It's hard to imagine what these plants have in common--orchids, spider plants, ferns, palm trees, begonias, African Violets, bromeliads and cacti. In fact, they are all plants that can, and are, grown successfully indoors as houseplants. As Barbara Damrosch, the author of "The Garden Primer," points out "even a tree if it's grown as a bonsai" can be a houseplant.
Plants grown for decoration appear from ancient to modern times. In "Focus," Jane Stiles, a British architect noted that plants grown in containers adorned terraces 3,000 years ago in China, that the Hanging Gardens of Babylon existed from 810 to 84 BC and that decorative plants were found in Egypt in 300 BC and in Pompeii 2,000 years ago. She noted too that house plants first appeared in American in the late 1940's and in American offices starting in 1965. Flower clubs began earlier, such as the American Orchid Society, established in 1921 to encourage amateurs as well as professionals to grow orchids.
Purposes of Houseplants
People choose to grow houseplants for a variety of reasons. For some, the appeal is aesthetic---they enjoy looking at the foliage and flowers and believe that plants "soften " the lines of a room as Barbara Damrosch explains it. Others use plants for health reasons, believing that plants clean the air; the organization Plants for People provides numerous studies documenting this healthy effect and encouraging the use of houseplants for the home and the office. Others grow houseplants as an engaging hobby, testing new varieties and propagating new plants. And parents use houseplants to educate their children about the natural world, often growing pineapples, potatoes or avocados in glass jars.
Because different types of plants grow best in different levels of light, a home grower needs to choose which window is best for which plant. For plants needing direct sun for many hours, such as cacti or begonias, growers should choose a window facing east or west. For plants needing indirect or filtered light, such as African violets or palms, a southern or northern exposure works best.
Temperature and Humidity
As with light, different plants require different types of temperature and humidity. These elements can be controlled to some extent, such as by misting the air around orchids and ferns with a spray bottle of water or keeping certain plants like Christmas cactus in a cool room in the house. The best method to achieve success with houseplants is to choose those that are tolerant of a less-than-ideal environment like the spider plant, dieffenbachia or philodendron.

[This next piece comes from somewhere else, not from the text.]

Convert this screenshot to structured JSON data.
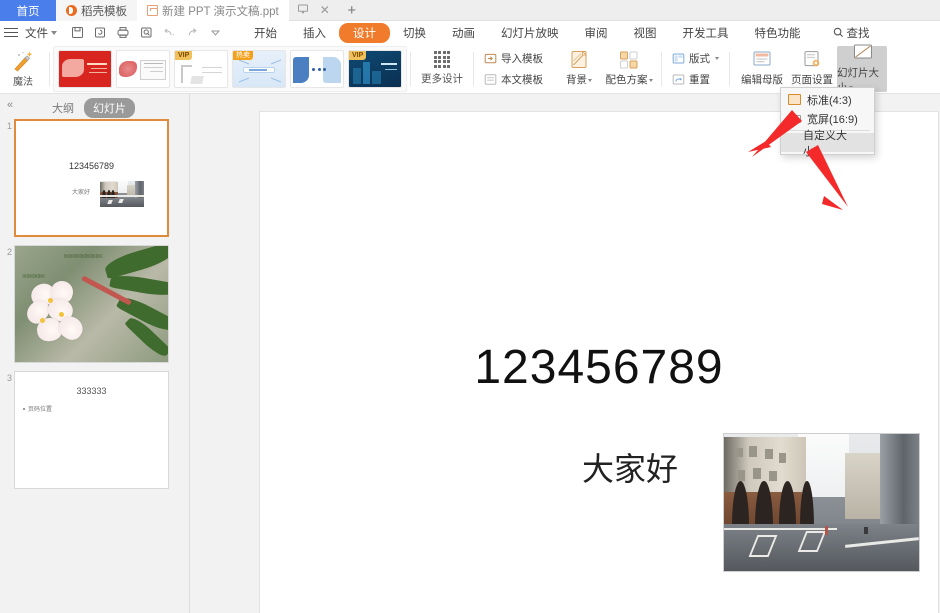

Barbara Damrosch claims that many people overfeed their houseplants. She recommends feeding only during peak growth periods and using less than the amount specified on the plant food label. Signs of underfeeding include yellow leaves, while signs of overfeeding include brown leaves and green algae on the pot.